The Pentagon has agreed to warn military bases worldwide that they should not directly sponsor Boy Scout troops,
partially resolving claims that the government has improperly supported a group that requires members
to believe in God.
The settlement, announced Monday, came in a lawsuit filed by the American Civil Liberties Union of Illinois, which
says American military units have sponsored hundreds of Boy Scout troops.
"If our Constitution's promise of religious liberty is to be a reality, the government should not be administering
religious oaths or discriminating based on religious beliefs," said ACLU attorney Adam Schwartz.
The Pentagon said it has long had a rule against sponsorship of non-federal organizations and denied the rule had
been violated.
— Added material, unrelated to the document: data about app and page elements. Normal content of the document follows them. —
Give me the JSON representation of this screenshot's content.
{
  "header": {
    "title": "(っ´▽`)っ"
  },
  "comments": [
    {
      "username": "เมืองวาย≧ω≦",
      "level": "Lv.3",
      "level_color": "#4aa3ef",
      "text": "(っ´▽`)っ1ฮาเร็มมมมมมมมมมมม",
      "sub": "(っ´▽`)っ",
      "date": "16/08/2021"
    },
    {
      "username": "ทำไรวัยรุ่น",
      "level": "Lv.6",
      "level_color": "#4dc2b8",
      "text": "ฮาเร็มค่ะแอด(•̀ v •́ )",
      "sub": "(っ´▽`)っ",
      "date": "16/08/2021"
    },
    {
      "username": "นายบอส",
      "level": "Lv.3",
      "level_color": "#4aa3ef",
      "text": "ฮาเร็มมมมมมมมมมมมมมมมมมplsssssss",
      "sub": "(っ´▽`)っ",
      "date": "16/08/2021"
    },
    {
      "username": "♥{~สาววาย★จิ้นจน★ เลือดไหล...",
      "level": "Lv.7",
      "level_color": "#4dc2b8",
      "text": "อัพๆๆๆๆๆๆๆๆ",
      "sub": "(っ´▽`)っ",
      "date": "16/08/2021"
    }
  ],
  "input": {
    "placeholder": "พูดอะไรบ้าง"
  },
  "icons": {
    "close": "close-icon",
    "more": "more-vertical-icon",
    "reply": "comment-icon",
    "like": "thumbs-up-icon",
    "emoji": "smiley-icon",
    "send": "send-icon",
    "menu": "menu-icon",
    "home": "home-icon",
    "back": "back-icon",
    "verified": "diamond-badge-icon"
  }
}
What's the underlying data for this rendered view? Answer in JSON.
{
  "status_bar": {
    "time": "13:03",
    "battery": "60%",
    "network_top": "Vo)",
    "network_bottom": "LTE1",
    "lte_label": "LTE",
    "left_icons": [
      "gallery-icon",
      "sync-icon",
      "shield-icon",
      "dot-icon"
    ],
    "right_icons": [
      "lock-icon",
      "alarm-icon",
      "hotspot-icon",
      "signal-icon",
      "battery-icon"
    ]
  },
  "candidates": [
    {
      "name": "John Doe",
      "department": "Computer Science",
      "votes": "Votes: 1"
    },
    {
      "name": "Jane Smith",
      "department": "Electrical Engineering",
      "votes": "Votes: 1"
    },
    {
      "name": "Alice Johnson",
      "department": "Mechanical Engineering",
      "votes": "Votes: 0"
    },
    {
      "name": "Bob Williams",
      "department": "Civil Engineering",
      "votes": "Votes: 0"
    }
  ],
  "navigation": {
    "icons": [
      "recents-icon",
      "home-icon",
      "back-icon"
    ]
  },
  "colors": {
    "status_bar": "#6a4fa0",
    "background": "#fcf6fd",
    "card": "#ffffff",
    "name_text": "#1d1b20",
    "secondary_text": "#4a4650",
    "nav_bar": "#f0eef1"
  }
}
But it agreed to send a message to posts worldwide warning them not to sponsor Boy Scout troops or
other such groups.
The rule does not prevent service members from leading Scout troops unofficially on their own time, and Scouts will
still be able to hold meetings on areas of military bases where civilian organizations are allowed to hold events.
The settlement does not resolve other ACLU claims involving government spending that benefits the Boy Scouts, such
as money used to prepare a Virginia military base for the Boy Scout Jamboree and grants used by state and local
governments to benefit the Boy Scouts, Schwartz said.
Attorney Marcia Berman, who represented the Defense Department, declined to comment on the settlement Monday. But
Justice Department spokesman Charles Miller said the message that will be sent to bases represents "a clarification
of an existing rule that DOD personnel cannot be involved in an official capacity."
The original ACLU lawsuit named as defendants the City of Chicago, the Department of Defense and the Department of
Housing and Urban Development. The City of Chicago settled, agreeing not to engage in official sponsorship of